_What to do_
Gather every line below where "Layout" appears.

_Supplied data_
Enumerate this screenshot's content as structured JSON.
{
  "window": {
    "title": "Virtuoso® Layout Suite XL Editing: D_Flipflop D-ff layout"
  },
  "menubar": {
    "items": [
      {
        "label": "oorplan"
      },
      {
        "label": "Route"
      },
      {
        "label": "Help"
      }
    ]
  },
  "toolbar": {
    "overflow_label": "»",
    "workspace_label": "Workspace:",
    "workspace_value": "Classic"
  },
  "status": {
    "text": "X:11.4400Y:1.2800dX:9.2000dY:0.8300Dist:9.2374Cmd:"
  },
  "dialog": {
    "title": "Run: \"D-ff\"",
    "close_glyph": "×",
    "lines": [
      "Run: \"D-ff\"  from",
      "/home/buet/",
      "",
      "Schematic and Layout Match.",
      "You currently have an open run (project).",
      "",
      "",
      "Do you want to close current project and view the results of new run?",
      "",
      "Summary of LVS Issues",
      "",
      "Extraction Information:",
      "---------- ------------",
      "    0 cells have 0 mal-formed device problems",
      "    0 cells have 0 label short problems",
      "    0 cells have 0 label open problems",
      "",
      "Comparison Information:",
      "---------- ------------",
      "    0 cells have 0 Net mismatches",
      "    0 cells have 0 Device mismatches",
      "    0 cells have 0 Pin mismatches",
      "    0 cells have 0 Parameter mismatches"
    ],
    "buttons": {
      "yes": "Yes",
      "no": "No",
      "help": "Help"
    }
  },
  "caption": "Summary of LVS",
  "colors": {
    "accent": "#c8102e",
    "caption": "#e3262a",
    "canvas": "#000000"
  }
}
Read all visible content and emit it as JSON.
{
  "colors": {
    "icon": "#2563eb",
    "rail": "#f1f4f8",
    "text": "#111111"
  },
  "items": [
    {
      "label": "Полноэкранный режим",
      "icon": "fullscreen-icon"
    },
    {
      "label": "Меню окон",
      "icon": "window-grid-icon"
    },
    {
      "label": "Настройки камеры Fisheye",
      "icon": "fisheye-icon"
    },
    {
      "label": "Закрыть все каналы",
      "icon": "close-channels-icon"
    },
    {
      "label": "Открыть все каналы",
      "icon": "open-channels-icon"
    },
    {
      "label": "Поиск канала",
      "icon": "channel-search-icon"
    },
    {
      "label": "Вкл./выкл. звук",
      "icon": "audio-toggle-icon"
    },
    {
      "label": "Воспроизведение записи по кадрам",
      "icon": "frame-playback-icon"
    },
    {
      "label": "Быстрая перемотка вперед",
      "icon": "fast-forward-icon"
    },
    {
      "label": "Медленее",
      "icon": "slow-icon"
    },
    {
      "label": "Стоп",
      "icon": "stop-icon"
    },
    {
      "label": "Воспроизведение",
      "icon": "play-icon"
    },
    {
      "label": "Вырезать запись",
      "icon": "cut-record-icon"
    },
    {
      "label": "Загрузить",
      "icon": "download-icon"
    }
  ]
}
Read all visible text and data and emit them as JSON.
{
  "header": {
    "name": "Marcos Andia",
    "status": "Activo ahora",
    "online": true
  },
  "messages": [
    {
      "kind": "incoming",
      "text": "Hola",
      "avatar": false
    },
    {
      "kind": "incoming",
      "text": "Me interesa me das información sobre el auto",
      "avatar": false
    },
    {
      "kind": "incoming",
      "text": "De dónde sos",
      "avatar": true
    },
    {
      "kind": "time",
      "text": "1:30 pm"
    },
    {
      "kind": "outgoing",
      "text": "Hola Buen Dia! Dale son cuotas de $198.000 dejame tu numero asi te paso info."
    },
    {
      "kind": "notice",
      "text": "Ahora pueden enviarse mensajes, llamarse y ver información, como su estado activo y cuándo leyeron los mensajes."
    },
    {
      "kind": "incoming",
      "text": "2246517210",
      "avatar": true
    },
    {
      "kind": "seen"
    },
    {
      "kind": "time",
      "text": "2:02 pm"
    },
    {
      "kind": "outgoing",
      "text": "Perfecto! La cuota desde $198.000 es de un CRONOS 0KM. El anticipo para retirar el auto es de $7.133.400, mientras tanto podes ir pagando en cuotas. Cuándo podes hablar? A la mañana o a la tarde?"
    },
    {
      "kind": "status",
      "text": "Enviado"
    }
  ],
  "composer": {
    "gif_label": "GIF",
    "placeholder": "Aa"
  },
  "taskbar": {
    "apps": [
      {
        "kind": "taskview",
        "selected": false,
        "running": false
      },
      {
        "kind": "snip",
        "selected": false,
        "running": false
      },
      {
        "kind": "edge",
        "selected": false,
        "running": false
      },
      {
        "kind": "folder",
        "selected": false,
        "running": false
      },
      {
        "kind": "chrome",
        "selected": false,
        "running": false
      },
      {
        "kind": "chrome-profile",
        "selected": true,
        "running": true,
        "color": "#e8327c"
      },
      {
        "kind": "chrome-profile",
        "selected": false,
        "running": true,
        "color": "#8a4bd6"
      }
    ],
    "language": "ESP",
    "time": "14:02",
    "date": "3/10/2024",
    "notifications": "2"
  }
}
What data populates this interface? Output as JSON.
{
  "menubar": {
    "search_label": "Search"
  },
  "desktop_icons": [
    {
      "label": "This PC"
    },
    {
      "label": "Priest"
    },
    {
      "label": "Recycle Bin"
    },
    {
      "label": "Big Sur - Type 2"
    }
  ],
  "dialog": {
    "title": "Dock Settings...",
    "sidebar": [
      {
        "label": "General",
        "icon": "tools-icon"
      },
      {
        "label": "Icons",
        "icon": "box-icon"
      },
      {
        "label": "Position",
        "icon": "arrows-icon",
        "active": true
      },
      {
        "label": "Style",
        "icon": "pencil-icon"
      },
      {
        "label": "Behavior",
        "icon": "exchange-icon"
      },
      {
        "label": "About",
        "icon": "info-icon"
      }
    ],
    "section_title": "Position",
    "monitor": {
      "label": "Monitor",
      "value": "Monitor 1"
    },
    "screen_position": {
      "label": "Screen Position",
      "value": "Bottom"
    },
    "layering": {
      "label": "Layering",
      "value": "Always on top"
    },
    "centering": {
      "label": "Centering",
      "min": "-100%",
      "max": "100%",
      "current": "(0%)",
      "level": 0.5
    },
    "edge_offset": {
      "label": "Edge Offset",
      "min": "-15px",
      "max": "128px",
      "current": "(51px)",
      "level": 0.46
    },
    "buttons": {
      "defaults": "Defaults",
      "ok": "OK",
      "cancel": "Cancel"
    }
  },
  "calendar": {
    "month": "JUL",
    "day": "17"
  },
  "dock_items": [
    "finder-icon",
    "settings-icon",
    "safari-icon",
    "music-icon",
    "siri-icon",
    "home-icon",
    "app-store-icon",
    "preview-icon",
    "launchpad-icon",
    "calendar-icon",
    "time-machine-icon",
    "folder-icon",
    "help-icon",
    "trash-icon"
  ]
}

_Output below_
    "title": "Virtuoso® Layout Suite XL Editing: D_Flipflop D-ff layout"
      "Schematic and Layout Match.",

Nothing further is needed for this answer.